*INSTRUCTIONS TO FOLLOW:* Your answer must be an exact copy of the listing, with the images left out.

*INPUT MATERIAL:*
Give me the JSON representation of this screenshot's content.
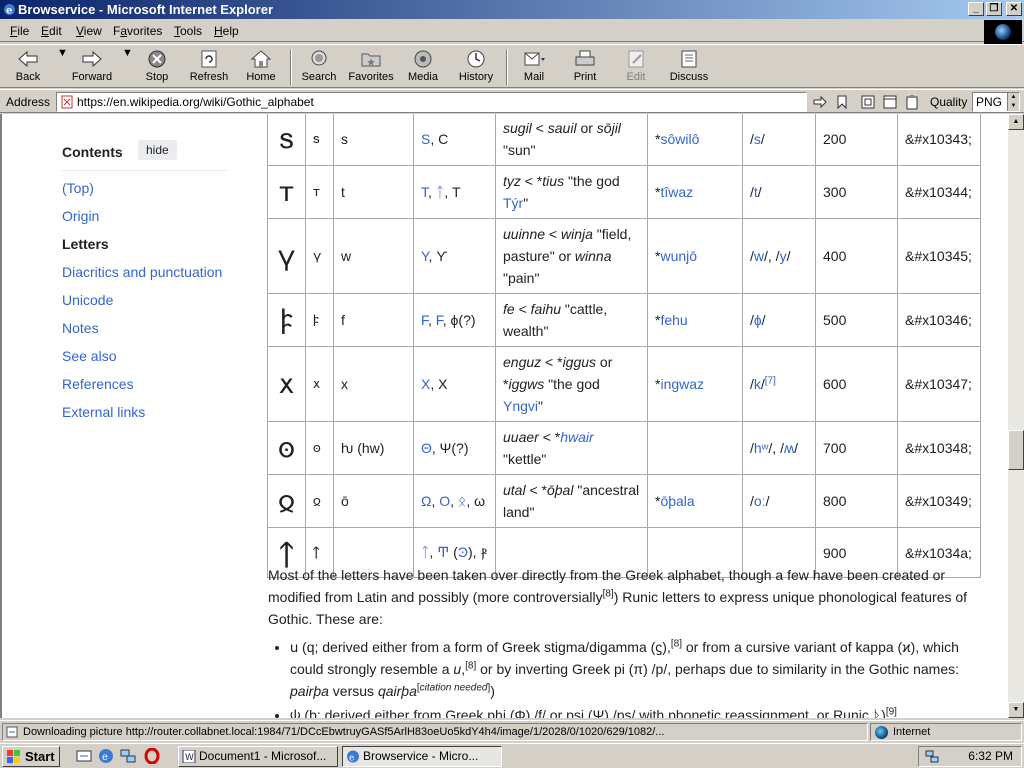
{
  "window": {
    "title": "Browservice - Microsoft Internet Explorer"
  },
  "menu": [
    {
      "label": "File",
      "key": "F"
    },
    {
      "label": "Edit",
      "key": "E"
    },
    {
      "label": "View",
      "key": "V"
    },
    {
      "label": "Favorites",
      "key": "a"
    },
    {
      "label": "Tools",
      "key": "T"
    },
    {
      "label": "Help",
      "key": "H"
    }
  ],
  "toolbar": {
    "back": "Back",
    "forward": "Forward",
    "stop": "Stop",
    "refresh": "Refresh",
    "home": "Home",
    "search": "Search",
    "favorites": "Favorites",
    "media": "Media",
    "history": "History",
    "mail": "Mail",
    "print": "Print",
    "edit": "Edit",
    "discuss": "Discuss"
  },
  "address": {
    "label": "Address",
    "url": "https://en.wikipedia.org/wiki/Gothic_alphabet",
    "quality_label": "Quality",
    "quality_value": "PNG"
  },
  "toc": {
    "title": "Contents",
    "hide": "hide",
    "items": [
      "(Top)",
      "Origin",
      "Letters",
      "Diacritics and punctuation",
      "Unicode",
      "Notes",
      "See also",
      "References",
      "External links"
    ],
    "active_index": 2
  },
  "table": {
    "rows": [
      {
        "glyph": "𐍃",
        "small": "𐍃",
        "translit": "s",
        "source": [
          {
            "t": "S",
            "l": true
          },
          {
            "t": ", ",
            "l": false
          },
          {
            "t": "Ϲ",
            "l": false
          }
        ],
        "name_html": "<i>sugil</i> &lt; <i>sauil</i> or <i>sōjil</i> \"sun\"",
        "pg": "*<a>sôwilô</a>",
        "ipa": "/<a>s</a>/",
        "value": "200",
        "unicode": "&#x10343;"
      },
      {
        "glyph": "𐍄",
        "small": "𐍄",
        "translit": "t",
        "source": [
          {
            "t": "T",
            "l": true
          },
          {
            "t": ", ",
            "l": false
          },
          {
            "t": "ᛏ",
            "l": true
          },
          {
            "t": ", Т",
            "l": false
          }
        ],
        "name_html": "<i>tyz</i> &lt; *<i>tius</i> \"the god <a>Týr</a>\"",
        "pg": "*<a>tîwaz</a>",
        "ipa": "/<a>t</a>/",
        "value": "300",
        "unicode": "&#x10344;"
      },
      {
        "glyph": "𐍅",
        "small": "𐍅",
        "translit": "w",
        "source": [
          {
            "t": "Y",
            "l": true
          },
          {
            "t": ", ϒ",
            "l": false
          }
        ],
        "name_html": "<i>uuinne</i> &lt; <i>winja</i> \"field, pasture\" or <i>winna</i> \"pain\"",
        "pg": "*<a>wunjō</a>",
        "ipa": "/<a>w</a>/, /<a>y</a>/",
        "value": "400",
        "unicode": "&#x10345;"
      },
      {
        "glyph": "𐍆",
        "small": "𐍆",
        "translit": "f",
        "source": [
          {
            "t": "F",
            "l": true
          },
          {
            "t": ", ",
            "l": false
          },
          {
            "t": "F",
            "l": true
          },
          {
            "t": ", ϕ(?)",
            "l": false
          }
        ],
        "name_html": "<i>fe</i> &lt; <i>faihu</i> \"cattle, wealth\"",
        "pg": "*<a>fehu</a>",
        "ipa": "/<a>ɸ</a>/",
        "value": "500",
        "unicode": "&#x10346;"
      },
      {
        "glyph": "𐍇",
        "small": "𐍇",
        "translit": "x",
        "source": [
          {
            "t": "X",
            "l": true
          },
          {
            "t": ", Χ",
            "l": false
          }
        ],
        "name_html": "<i>enguz</i> &lt; *<i>iggus</i> or *<i>iggws</i> \"the god <a>Yngvi</a>\"",
        "pg": "*<a>ingwaz</a>",
        "ipa": "/<a>k</a>/<sup><a>[7]</a></sup>",
        "value": "600",
        "unicode": "&#x10347;"
      },
      {
        "glyph": "𐍈",
        "small": "𐍈",
        "translit": "ƕ (hw)",
        "source": [
          {
            "t": "Θ",
            "l": true
          },
          {
            "t": ", Ψ(?)",
            "l": false
          }
        ],
        "name_html": "<i>uuaer</i> &lt; *<i><a>hwair</a></i> \"kettle\"",
        "pg": "",
        "ipa": "/<a>hʷ</a>/, /<a>ʍ</a>/",
        "value": "700",
        "unicode": "&#x10348;"
      },
      {
        "glyph": "𐍉",
        "small": "𐍉",
        "translit": "ō",
        "source": [
          {
            "t": "Ω",
            "l": true
          },
          {
            "t": ", ",
            "l": false
          },
          {
            "t": "O",
            "l": true
          },
          {
            "t": ", ",
            "l": false
          },
          {
            "t": "ᛟ",
            "l": true
          },
          {
            "t": ", ω",
            "l": false
          }
        ],
        "name_html": "<i>utal</i> &lt; *<i>ōþal</i> \"ancestral land\"",
        "pg": "*<a>ōþala</a>",
        "ipa": "/<a>oː</a>/",
        "value": "800",
        "unicode": "&#x10349;"
      },
      {
        "glyph": "𐍊",
        "small": "𐍊",
        "translit": "",
        "source": [
          {
            "t": "ᛏ",
            "l": true
          },
          {
            "t": ", ",
            "l": false
          },
          {
            "t": "Ͳ",
            "l": true
          },
          {
            "t": " (",
            "l": false
          },
          {
            "t": "Ͽ",
            "l": true
          },
          {
            "t": "), ⳁ",
            "l": false
          }
        ],
        "name_html": "",
        "pg": "",
        "ipa": "",
        "value": "900",
        "unicode": "&#x1034a;"
      }
    ]
  },
  "prose": {
    "para_html": "Most of the letters have been taken over directly from the <a>Greek alphabet</a>, though a few have been created or modified from <a>Latin</a> and possibly (more controversially<sup><a>[8]</a></sup>) <a>Runic letters</a> to express unique phonological features of Gothic. These are:",
    "bullets_html": [
      "𐌵 (q; derived either from a form of Greek <a>stigma</a>/<a>digamma</a> (ϛ),<sup><a>[8]</a></sup> or from a cursive variant of <a>kappa (ϰ)</a>, which could strongly resemble a <i><a>u</a></i>,<sup><a>[8]</a></sup> or by inverting Greek <a>pi (π)</a> /p/, perhaps due to similarity in the Gothic names: <i>pairþa</i> versus <i>qairþa</i><sup>[<i><a>citation needed</a></i>]</sup>)",
      "𐌸 (þ; derived either from Greek <a>phi (Φ)</a> /f/ or <a>psi (Ψ)</a> /ps/ with phonetic reassignment, or Runic <a>ᚦ</a>)<sup><a>[9]</a></sup>"
    ]
  },
  "status": {
    "text": "Downloading picture http://router.collabnet.local:1984/71/DCcEbwtruyGASf5ArlH83oeUo5kdY4h4/image/1/2028/0/1020/629/1082/...",
    "zone": "Internet"
  },
  "taskbar": {
    "start": "Start",
    "tasks": [
      "Document1 - Microsof...",
      "Browservice - Micro..."
    ],
    "clock": "6:32 PM"
  }
}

*ANSWER SPACE:*
Give me the JSON representation of this screenshot's content.
{
  "window": {
    "title": "Browservice - Microsoft Internet Explorer"
  },
  "menu": [
    {
      "label": "File",
      "key": "F"
    },
    {
      "label": "Edit",
      "key": "E"
    },
    {
      "label": "View",
      "key": "V"
    },
    {
      "label": "Favorites",
      "key": "a"
    },
    {
      "label": "Tools",
      "key": "T"
    },
    {
      "label": "Help",
      "key": "H"
    }
  ],
  "toolbar": {
    "back": "Back",
    "forward": "Forward",
    "stop": "Stop",
    "refresh": "Refresh",
    "home": "Home",
    "search": "Search",
    "favorites": "Favorites",
    "media": "Media",
    "history": "History",
    "mail": "Mail",
    "print": "Print",
    "edit": "Edit",
    "discuss": "Discuss"
  },
  "address": {
    "label": "Address",
    "url": "https://en.wikipedia.org/wiki/Gothic_alphabet",
    "quality_label": "Quality",
    "quality_value": "PNG"
  },
  "toc": {
    "title": "Contents",
    "hide": "hide",
    "items": [
      "(Top)",
      "Origin",
      "Letters",
      "Diacritics and punctuation",
      "Unicode",
      "Notes",
      "See also",
      "References",
      "External links"
    ],
    "active_index": 2
  },
  "table": {
    "rows": [
      {
        "glyph": "𐍃",
        "small": "𐍃",
        "translit": "s",
        "source": [
          {
            "t": "S",
            "l": true
          },
          {
            "t": ", ",
            "l": false
          },
          {
            "t": "Ϲ",
            "l": false
          }
        ],
        "name_html": "<i>sugil</i> &lt; <i>sauil</i> or <i>sōjil</i> \"sun\"",
        "pg": "*<a>sôwilô</a>",
        "ipa": "/<a>s</a>/",
        "value": "200",
        "unicode": "&#x10343;"
      },
      {
        "glyph": "𐍄",
        "small": "𐍄",
        "translit": "t",
        "source": [
          {
            "t": "T",
            "l": true
          },
          {
            "t": ", ",
            "l": false
          },
          {
            "t": "ᛏ",
            "l": true
          },
          {
            "t": ", Т",
            "l": false
          }
        ],
        "name_html": "<i>tyz</i> &lt; *<i>tius</i> \"the god <a>Týr</a>\"",
        "pg": "*<a>tîwaz</a>",
        "ipa": "/<a>t</a>/",
        "value": "300",
        "unicode": "&#x10344;"
      },
      {
        "glyph": "𐍅",
        "small": "𐍅",
        "translit": "w",
        "source": [
          {
            "t": "Y",
            "l": true
          },
          {
            "t": ", ϒ",
            "l": false
          }
        ],
        "name_html": "<i>uuinne</i> &lt; <i>winja</i> \"field, pasture\" or <i>winna</i> \"pain\"",
        "pg": "*<a>wunjō</a>",
        "ipa": "/<a>w</a>/, /<a>y</a>/",
        "value": "400",
        "unicode": "&#x10345;"
      },
      {
        "glyph": "𐍆",
        "small": "𐍆",
        "translit": "f",
        "source": [
          {
            "t": "F",
            "l": true
          },
          {
            "t": ", ",
            "l": false
          },
          {
            "t": "F",
            "l": true
          },
          {
            "t": ", ϕ(?)",
            "l": false
          }
        ],
        "name_html": "<i>fe</i> &lt; <i>faihu</i> \"cattle, wealth\"",
        "pg": "*<a>fehu</a>",
        "ipa": "/<a>ɸ</a>/",
        "value": "500",
        "unicode": "&#x10346;"
      },
      {
        "glyph": "𐍇",
        "small": "𐍇",
        "translit": "x",
        "source": [
          {
            "t": "X",
            "l": true
          },
          {
            "t": ", Χ",
            "l": false
          }
        ],
        "name_html": "<i>enguz</i> &lt; *<i>iggus</i> or *<i>iggws</i> \"the god <a>Yngvi</a>\"",
        "pg": "*<a>ingwaz</a>",
        "ipa": "/<a>k</a>/<sup><a>[7]</a></sup>",
        "value": "600",
        "unicode": "&#x10347;"
      },
      {
        "glyph": "𐍈",
        "small": "𐍈",
        "translit": "ƕ (hw)",
        "source": [
          {
            "t": "Θ",
            "l": true
          },
          {
            "t": ", Ψ(?)",
            "l": false
          }
        ],
        "name_html": "<i>uuaer</i> &lt; *<i><a>hwair</a></i> \"kettle\"",
        "pg": "",
        "ipa": "/<a>hʷ</a>/, /<a>ʍ</a>/",
        "value": "700",
        "unicode": "&#x10348;"
      },
      {
        "glyph": "𐍉",
        "small": "𐍉",
        "translit": "ō",
        "source": [
          {
            "t": "Ω",
            "l": true
          },
          {
            "t": ", ",
            "l": false
          },
          {
            "t": "O",
            "l": true
          },
          {
            "t": ", ",
            "l": false
          },
          {
            "t": "ᛟ",
            "l": true
          },
          {
            "t": ", ω",
            "l": false
          }
        ],
        "name_html": "<i>utal</i> &lt; *<i>ōþal</i> \"ancestral land\"",
        "pg": "*<a>ōþala</a>",
        "ipa": "/<a>oː</a>/",
        "value": "800",
        "unicode": "&#x10349;"
      },
      {
        "glyph": "𐍊",
        "small": "𐍊",
        "translit": "",
        "source": [
          {
            "t": "ᛏ",
            "l": true
          },
          {
            "t": ", ",
            "l": false
          },
          {
            "t": "Ͳ",
            "l": true
          },
          {
            "t": " (",
            "l": false
          },
          {
            "t": "Ͽ",
            "l": true
          },
          {
            "t": "), ⳁ",
            "l": false
          }
        ],
        "name_html": "",
        "pg": "",
        "ipa": "",
        "value": "900",
        "unicode": "&#x1034a;"
      }
    ]
  },
  "prose": {
    "para_html": "Most of the letters have been taken over directly from the <a>Greek alphabet</a>, though a few have been created or modified from <a>Latin</a> and possibly (more controversially<sup><a>[8]</a></sup>) <a>Runic letters</a> to express unique phonological features of Gothic. These are:",
    "bullets_html": [
      "𐌵 (q; derived either from a form of Greek <a>stigma</a>/<a>digamma</a> (ϛ),<sup><a>[8]</a></sup> or from a cursive variant of <a>kappa (ϰ)</a>, which could strongly resemble a <i><a>u</a></i>,<sup><a>[8]</a></sup> or by inverting Greek <a>pi (π)</a> /p/, perhaps due to similarity in the Gothic names: <i>pairþa</i> versus <i>qairþa</i><sup>[<i><a>citation needed</a></i>]</sup>)",
      "𐌸 (þ; derived either from Greek <a>phi (Φ)</a> /f/ or <a>psi (Ψ)</a> /ps/ with phonetic reassignment, or Runic <a>ᚦ</a>)<sup><a>[9]</a></sup>"
    ]
  },
  "status": {
    "text": "Downloading picture http://router.collabnet.local:1984/71/DCcEbwtruyGASf5ArlH83oeUo5kdY4h4/image/1/2028/0/1020/629/1082/...",
    "zone": "Internet"
  },
  "taskbar": {
    "start": "Start",
    "tasks": [
      "Document1 - Microsof...",
      "Browservice - Micro..."
    ],
    "clock": "6:32 PM"
  }
}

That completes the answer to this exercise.